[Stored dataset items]
Content starts

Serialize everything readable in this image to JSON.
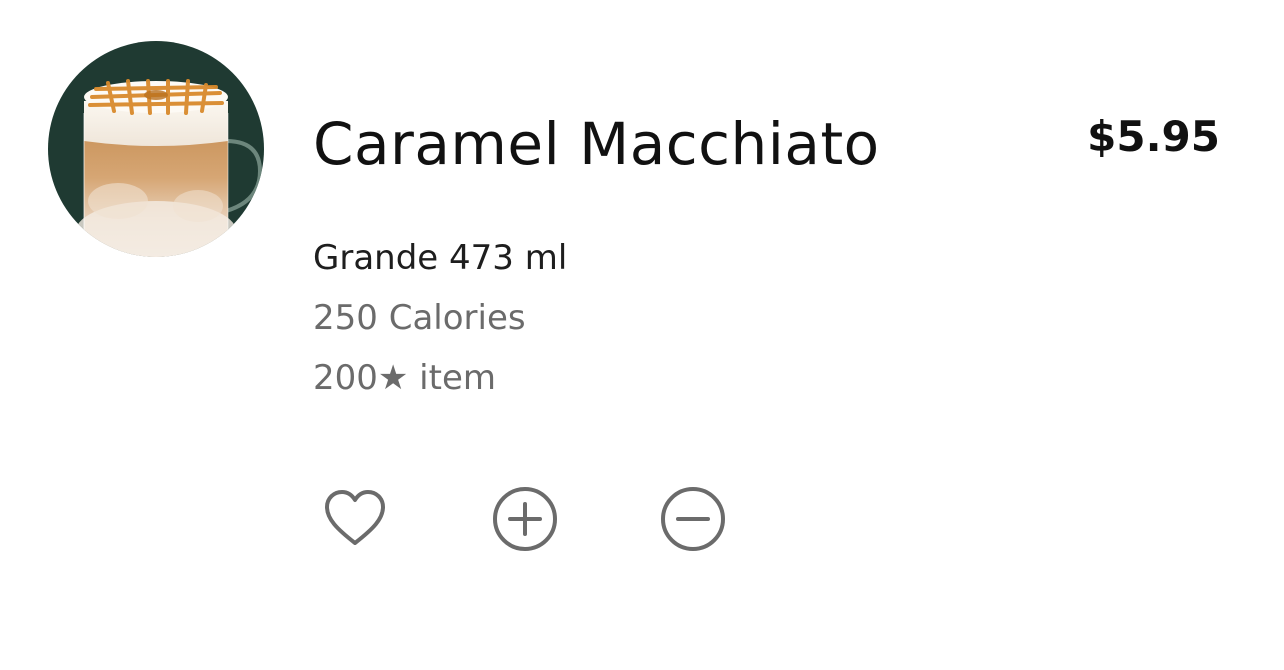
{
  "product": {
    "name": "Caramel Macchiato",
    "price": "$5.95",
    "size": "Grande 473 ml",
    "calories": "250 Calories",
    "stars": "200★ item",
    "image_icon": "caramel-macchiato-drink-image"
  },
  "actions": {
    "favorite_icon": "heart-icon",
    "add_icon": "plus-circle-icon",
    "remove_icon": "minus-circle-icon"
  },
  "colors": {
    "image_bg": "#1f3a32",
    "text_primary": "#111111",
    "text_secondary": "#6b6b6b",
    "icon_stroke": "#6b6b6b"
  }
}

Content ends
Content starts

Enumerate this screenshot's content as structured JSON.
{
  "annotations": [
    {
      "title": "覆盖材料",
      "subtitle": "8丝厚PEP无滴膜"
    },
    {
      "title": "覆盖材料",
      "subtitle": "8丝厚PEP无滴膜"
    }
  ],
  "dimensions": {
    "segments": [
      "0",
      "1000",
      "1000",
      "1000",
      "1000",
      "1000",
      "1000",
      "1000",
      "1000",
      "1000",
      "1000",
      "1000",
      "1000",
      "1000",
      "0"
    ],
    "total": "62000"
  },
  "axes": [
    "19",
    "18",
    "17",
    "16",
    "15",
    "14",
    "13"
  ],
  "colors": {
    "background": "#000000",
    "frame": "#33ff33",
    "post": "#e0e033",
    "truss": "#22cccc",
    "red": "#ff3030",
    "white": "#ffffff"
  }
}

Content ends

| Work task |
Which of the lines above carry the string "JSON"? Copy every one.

| Answer space |
Serialize everything readable in this image to JSON.
Enumerate this screenshot's content as structured JSON.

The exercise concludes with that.